and they play every Monday from 7-9 PM at the Soif Wine Bar, 105 Walnut Ave., Santa Cruz, CA.  From what my friend told me, it’s a scene — the joint is jumping in the nicest pacific way:  www.soifwine.com (831)-423-2020.

Now for the lengthy introduction.  I don’t hold with most sweeping declarations about jazz, but a few have never failed me: it should be played “sweet, soft, plenty rhythm,” said Mr. Morton.  “If a pianist can’t play like Count Basie, he shouldn’t play,” according to Mr. Braff, and (in parallel), “Anyone who doesn’t play like Lester Young is wrong,” noted Brew Moore.  “Start swinging from the beginning!” opined Jake Hanna.

For me, a certain gentle steady rhythmic pulse is essential.  Swing is, indeed, the thing.  There are other ways to get there, but Basie is and will be the model.  So when my friend Helen called me and said, “I have a really swinging group I want you to hear,” I was excited.  When she told me it was a Hot Club. my enthusiasm diminished slightly — not that Hot Clubs are all bad or “wrong,” but some adopt the more virtuosic extremes of what they believe to be “Gypsy jazz,” and get even more enthusiastic as they go, forgetting that Django and Stephane were swinging melodists who knew the value of space.

But I trust Helen’s taste, and when she advised I begin with JIVE AT FIVE, I was willing.  I was very happy within the first eight bars, and my pleasure only grew.  It is perhaps appropriate that PACIFIC, in this case, doesn’t only refer to the West Coast, to the ocean that embraces California, but to a certain peaceful way of being.  And the gentlemen of the ensemble don’t aspire to be Gypsies; they don’t smoke Gitanes and affect accents: their jazz is frankly American, and it draws so deeply on the best swing of the Thirties — when you sink deep into JIVE AT FIVE, you know you are listening to players who have absolutely internalized the Kansas City Six, the Basie rhythm section —  a sweet kind of perpetual motion that never wears on the listener.

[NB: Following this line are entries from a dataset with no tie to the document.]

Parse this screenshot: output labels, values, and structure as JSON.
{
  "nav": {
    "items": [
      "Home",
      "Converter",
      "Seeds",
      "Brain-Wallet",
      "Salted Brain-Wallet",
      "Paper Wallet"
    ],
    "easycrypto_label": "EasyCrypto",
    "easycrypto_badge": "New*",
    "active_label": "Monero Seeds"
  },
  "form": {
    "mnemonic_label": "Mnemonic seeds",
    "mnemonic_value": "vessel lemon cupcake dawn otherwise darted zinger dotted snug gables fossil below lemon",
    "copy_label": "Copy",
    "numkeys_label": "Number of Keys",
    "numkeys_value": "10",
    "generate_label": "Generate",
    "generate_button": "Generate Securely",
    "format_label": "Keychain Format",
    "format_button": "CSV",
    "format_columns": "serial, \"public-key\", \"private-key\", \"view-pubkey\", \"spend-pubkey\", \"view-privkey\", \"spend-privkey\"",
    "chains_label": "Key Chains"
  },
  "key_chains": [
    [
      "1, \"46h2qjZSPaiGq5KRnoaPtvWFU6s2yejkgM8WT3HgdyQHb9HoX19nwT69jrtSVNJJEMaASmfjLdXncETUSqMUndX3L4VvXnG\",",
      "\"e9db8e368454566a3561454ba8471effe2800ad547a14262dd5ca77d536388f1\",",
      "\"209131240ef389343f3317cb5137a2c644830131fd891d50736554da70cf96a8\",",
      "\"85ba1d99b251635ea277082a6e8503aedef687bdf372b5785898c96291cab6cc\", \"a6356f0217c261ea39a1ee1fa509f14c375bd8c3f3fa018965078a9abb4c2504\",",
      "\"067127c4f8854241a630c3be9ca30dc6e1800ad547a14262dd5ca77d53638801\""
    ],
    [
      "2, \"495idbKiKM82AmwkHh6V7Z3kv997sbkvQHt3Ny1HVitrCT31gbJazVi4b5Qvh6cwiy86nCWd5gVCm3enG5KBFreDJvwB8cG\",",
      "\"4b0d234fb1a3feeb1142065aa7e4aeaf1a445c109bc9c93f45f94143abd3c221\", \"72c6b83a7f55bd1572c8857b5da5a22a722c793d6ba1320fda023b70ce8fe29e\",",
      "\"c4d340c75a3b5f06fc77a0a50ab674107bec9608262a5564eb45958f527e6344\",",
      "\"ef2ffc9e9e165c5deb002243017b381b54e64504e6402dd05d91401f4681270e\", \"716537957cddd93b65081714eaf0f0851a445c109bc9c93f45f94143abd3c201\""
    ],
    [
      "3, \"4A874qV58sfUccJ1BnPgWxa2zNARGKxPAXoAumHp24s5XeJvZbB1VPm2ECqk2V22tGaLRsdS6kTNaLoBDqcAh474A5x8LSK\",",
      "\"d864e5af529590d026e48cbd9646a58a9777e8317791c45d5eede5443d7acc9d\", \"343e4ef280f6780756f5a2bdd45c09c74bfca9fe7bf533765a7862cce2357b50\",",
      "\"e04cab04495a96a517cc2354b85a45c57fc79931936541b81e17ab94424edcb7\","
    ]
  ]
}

I look forward to hearing the HCP this summer.  And for the moment (or “the nonce,” as someone once wrote) I will go back to JIVE AT FIVE.  Today has been a lovely day; repeated listenings will make it just about perfect.